The Digital Rights Project gives Berkeley Law students an opportunity to address some of these questions and to conduct substantive work at the intersection of law, technology, and social justice. DRP is committed to doing this work through a lens that acknowledges and addresses the impacts of racism and systemic inequality on surveillance and technology. Our organization engages in legal research and community advocacy where law, technology, and social justice intersect. Our work is underpinned by the belief that privacy is a fundamental right and a desire to unearth how race, class, and power are implicated in government and corporate surveillance. It will provide a space to interrogate how the history, development, and implementation of surveillance technologies impact the communities we work with and the work that we do.
Students in DRP will work directly with the ACLU of Northern California’s Technology and Civil Liberties team on projects involving legal research and writing and community advocacy. Students will conduct research on the judicial implementation and enforcement of the state’s groundbreaking electronic privacy law, the California Electronic Communications Privacy Act (CalECPA) and assist with research, trainings, and related materials for local communities related to government surveillance practices and applicable privacy and surveillance laws. Students who are interested in committing more time may also have the opportunity to assist the ACLU with research related to ongoing surveillance and privacy legislation and litigation, subject to the organization’s needs.
Supervision: Students will receive training and be supervised by attorneys at the ACLU of Northern California.
Time Commitment:8-12 hours per month. This includes an initial SLP training with the ACLU; weekly working meetings; time spent independently identifying cases, monitoring legislation, and conducting research for ongoing litigation; and supporting community trainings during the semester.

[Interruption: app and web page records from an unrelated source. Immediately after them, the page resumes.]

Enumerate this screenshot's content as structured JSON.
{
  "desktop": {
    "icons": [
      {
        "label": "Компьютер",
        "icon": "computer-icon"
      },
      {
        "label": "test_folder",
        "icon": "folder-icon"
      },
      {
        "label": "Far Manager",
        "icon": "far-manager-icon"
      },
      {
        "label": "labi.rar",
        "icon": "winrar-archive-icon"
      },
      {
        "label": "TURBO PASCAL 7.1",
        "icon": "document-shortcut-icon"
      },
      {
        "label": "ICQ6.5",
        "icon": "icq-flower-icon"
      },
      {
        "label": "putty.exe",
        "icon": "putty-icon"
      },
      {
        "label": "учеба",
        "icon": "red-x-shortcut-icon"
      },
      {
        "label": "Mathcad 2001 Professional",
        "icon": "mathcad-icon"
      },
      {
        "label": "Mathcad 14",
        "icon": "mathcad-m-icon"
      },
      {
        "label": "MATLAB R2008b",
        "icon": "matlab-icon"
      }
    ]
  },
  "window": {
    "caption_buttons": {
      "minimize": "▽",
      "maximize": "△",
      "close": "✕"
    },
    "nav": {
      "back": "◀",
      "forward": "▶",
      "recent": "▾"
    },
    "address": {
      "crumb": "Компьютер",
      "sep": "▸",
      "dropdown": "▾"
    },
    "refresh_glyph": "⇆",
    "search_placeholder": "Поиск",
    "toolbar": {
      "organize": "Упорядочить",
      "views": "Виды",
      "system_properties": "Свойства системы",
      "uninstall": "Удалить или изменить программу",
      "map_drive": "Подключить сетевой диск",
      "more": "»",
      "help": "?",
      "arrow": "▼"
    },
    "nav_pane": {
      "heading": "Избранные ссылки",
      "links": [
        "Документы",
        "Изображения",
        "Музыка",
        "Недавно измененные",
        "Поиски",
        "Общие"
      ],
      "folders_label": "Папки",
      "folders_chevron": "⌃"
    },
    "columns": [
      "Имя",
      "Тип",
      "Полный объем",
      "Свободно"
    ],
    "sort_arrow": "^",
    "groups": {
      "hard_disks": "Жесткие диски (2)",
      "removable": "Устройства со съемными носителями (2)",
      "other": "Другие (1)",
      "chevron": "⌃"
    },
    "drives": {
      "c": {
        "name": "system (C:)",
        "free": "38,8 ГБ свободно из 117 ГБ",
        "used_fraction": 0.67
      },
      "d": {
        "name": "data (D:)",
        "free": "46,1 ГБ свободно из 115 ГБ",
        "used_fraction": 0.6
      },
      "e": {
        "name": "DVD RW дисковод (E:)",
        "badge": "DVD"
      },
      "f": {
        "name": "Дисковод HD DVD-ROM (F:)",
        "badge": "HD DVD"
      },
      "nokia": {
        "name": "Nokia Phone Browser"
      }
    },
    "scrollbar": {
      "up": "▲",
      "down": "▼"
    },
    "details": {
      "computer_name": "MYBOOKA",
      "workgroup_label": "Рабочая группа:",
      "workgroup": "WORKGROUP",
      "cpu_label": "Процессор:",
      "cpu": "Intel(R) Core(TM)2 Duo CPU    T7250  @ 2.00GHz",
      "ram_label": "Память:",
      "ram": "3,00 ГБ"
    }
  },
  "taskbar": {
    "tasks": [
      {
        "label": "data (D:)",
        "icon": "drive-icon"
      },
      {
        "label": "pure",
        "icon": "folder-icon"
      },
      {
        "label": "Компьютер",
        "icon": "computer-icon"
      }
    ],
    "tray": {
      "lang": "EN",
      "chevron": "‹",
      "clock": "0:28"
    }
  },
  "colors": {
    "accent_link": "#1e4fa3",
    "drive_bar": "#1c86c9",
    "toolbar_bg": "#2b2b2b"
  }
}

For more information, please contact the student leaders at email@example.com.